Requirement. Using the records below, filter out every line that lacks "channel" and copy the rest.

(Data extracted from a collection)

-*-

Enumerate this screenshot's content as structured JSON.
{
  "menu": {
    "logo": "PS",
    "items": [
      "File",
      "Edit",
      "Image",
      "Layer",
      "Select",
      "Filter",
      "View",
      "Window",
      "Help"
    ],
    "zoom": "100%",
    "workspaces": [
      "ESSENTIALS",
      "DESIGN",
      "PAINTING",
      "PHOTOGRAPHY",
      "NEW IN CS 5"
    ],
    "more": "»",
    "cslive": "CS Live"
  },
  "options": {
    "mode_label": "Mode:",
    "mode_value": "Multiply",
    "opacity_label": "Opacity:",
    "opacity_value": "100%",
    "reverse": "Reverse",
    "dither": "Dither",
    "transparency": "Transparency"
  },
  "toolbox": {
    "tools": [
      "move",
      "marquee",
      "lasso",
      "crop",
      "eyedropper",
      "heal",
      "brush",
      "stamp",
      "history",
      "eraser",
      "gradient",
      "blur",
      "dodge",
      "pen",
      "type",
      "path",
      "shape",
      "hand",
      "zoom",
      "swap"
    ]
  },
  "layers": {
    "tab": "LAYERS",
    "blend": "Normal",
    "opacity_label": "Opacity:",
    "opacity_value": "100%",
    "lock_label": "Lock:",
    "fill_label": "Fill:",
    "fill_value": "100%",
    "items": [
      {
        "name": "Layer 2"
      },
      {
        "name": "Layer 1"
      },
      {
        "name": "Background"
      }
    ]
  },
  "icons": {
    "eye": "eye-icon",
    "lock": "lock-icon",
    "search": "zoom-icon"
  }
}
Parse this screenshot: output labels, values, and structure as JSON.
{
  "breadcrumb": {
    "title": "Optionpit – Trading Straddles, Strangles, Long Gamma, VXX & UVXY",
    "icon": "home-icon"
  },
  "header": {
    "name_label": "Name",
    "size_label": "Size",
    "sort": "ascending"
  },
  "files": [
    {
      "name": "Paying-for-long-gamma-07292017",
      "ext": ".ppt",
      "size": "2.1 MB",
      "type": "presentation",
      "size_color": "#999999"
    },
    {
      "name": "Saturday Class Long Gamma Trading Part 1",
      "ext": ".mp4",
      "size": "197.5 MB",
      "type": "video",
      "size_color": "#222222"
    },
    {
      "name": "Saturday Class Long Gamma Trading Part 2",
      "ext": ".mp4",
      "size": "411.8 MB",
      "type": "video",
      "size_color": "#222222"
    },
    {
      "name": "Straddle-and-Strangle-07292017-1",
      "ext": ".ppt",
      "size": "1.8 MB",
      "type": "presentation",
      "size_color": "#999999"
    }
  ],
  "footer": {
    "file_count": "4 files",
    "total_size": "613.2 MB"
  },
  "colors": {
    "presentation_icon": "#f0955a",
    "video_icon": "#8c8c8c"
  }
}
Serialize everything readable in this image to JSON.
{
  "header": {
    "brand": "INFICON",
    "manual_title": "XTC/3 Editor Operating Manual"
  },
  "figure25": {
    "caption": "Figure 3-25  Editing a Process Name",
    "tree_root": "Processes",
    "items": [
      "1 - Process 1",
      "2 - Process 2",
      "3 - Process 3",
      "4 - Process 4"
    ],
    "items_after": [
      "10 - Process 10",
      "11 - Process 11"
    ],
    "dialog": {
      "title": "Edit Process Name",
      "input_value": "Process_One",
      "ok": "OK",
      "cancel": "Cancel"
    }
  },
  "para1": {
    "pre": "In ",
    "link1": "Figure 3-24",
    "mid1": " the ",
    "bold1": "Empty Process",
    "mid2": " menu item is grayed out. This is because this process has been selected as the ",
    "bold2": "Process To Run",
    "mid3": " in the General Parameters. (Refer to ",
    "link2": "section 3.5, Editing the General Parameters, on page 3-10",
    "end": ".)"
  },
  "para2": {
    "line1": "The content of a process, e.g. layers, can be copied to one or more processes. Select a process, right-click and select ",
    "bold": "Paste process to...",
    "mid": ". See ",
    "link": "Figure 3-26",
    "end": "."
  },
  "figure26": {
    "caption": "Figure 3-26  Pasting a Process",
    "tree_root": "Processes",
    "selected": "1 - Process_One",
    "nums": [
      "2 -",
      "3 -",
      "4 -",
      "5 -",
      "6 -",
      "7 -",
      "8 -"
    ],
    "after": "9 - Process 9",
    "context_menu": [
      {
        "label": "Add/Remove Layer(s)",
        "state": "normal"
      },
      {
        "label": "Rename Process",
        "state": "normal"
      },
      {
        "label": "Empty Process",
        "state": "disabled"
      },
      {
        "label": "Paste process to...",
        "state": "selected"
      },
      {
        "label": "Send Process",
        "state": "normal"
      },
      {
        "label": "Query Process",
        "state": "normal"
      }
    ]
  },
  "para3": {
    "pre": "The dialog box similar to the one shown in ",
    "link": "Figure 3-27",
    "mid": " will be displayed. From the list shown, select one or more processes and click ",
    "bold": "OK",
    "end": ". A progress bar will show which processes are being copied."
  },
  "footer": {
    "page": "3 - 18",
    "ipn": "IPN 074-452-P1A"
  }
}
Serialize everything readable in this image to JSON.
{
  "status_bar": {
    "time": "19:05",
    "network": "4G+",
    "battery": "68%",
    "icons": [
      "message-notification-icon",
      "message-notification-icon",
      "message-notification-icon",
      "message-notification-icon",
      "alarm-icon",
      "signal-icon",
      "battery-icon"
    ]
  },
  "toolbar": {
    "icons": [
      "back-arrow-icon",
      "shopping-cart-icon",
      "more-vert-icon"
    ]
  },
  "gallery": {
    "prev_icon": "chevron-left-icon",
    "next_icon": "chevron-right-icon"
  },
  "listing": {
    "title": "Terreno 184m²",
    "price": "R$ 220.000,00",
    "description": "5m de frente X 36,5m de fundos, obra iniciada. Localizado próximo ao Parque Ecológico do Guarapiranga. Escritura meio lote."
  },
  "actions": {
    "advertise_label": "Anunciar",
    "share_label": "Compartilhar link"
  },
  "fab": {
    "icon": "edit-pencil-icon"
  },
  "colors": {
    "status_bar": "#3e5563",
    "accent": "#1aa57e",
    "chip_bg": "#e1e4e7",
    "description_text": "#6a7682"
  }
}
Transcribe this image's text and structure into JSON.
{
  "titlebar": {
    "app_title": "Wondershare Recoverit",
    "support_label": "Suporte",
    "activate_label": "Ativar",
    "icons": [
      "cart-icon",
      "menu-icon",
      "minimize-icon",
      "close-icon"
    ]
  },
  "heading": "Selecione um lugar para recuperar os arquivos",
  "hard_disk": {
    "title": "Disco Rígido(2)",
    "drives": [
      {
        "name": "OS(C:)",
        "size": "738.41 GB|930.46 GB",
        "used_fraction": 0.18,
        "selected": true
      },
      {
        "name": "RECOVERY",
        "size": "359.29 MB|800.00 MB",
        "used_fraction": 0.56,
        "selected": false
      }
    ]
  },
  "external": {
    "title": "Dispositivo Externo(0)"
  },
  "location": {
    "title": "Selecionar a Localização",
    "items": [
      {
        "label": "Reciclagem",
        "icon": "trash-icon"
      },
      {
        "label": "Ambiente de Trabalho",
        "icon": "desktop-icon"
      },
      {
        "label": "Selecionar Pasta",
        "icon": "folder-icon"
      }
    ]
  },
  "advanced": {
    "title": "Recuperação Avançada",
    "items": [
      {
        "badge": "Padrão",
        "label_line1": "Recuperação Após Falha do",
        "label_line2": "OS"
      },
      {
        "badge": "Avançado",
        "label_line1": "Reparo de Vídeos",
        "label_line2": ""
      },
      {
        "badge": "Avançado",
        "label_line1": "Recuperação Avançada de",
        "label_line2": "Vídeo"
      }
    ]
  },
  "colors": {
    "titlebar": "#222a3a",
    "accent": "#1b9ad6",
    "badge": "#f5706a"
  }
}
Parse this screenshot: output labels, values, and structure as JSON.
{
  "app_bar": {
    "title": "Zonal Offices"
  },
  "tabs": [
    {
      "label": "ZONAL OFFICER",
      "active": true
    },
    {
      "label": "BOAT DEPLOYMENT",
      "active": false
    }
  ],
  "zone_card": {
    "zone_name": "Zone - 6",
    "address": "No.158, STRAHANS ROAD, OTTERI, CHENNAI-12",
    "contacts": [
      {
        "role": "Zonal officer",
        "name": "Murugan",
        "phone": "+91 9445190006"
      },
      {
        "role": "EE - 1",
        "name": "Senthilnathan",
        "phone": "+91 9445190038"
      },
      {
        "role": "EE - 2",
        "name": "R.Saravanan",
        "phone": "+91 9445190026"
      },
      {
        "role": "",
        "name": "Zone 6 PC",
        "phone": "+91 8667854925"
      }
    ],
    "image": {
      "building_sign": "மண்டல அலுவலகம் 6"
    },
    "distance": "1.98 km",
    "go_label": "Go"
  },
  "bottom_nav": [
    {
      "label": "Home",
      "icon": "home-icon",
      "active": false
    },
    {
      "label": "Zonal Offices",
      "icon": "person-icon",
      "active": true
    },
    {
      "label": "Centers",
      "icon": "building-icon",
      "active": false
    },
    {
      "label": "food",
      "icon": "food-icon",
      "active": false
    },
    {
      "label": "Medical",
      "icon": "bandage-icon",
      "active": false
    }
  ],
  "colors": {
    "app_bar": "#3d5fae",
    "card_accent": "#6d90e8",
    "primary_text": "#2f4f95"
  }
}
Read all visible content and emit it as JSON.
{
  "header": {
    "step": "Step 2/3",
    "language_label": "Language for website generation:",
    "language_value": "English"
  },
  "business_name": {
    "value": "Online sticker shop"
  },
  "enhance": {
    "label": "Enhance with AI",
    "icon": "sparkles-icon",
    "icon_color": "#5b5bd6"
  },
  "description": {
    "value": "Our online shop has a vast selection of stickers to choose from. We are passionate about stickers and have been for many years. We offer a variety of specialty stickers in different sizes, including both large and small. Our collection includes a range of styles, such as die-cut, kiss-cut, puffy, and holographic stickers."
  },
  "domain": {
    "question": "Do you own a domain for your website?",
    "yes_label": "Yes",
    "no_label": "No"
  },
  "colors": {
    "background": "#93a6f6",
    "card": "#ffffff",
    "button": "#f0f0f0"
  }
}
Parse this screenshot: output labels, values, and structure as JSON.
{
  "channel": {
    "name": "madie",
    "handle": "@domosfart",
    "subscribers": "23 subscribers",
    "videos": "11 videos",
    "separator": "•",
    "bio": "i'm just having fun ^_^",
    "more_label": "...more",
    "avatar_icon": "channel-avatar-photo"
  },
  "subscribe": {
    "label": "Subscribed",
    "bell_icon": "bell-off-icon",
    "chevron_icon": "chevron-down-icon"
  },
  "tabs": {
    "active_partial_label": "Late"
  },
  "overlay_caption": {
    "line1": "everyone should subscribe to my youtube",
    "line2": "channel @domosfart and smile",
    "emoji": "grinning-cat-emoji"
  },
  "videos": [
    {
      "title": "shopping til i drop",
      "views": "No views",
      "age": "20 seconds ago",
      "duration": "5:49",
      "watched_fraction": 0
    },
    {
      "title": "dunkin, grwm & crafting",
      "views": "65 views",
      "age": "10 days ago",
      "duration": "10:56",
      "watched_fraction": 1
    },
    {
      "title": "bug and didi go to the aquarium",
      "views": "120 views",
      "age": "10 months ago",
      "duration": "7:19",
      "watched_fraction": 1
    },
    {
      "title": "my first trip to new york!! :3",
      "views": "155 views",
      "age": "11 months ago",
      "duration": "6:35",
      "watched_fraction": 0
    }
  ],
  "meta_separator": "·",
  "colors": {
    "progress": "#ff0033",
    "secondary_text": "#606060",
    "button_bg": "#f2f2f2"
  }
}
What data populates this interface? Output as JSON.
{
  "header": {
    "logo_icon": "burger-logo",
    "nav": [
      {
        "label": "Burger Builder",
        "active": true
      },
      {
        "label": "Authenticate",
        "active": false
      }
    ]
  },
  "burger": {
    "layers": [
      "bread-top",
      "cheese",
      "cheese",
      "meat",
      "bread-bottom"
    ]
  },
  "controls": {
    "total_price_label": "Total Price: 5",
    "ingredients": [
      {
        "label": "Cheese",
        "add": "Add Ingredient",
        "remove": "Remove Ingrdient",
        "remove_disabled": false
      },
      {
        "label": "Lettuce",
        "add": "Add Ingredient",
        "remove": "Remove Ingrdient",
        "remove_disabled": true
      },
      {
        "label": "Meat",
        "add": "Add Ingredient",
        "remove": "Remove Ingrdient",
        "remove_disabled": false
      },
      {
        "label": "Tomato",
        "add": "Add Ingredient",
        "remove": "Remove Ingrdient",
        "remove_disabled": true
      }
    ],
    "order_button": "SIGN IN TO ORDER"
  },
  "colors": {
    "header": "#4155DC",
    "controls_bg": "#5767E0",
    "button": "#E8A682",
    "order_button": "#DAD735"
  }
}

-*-

Expected answer.
  "channel": {
    "avatar_icon": "channel-avatar-photo"
    "line2": "channel @domosfart and smile",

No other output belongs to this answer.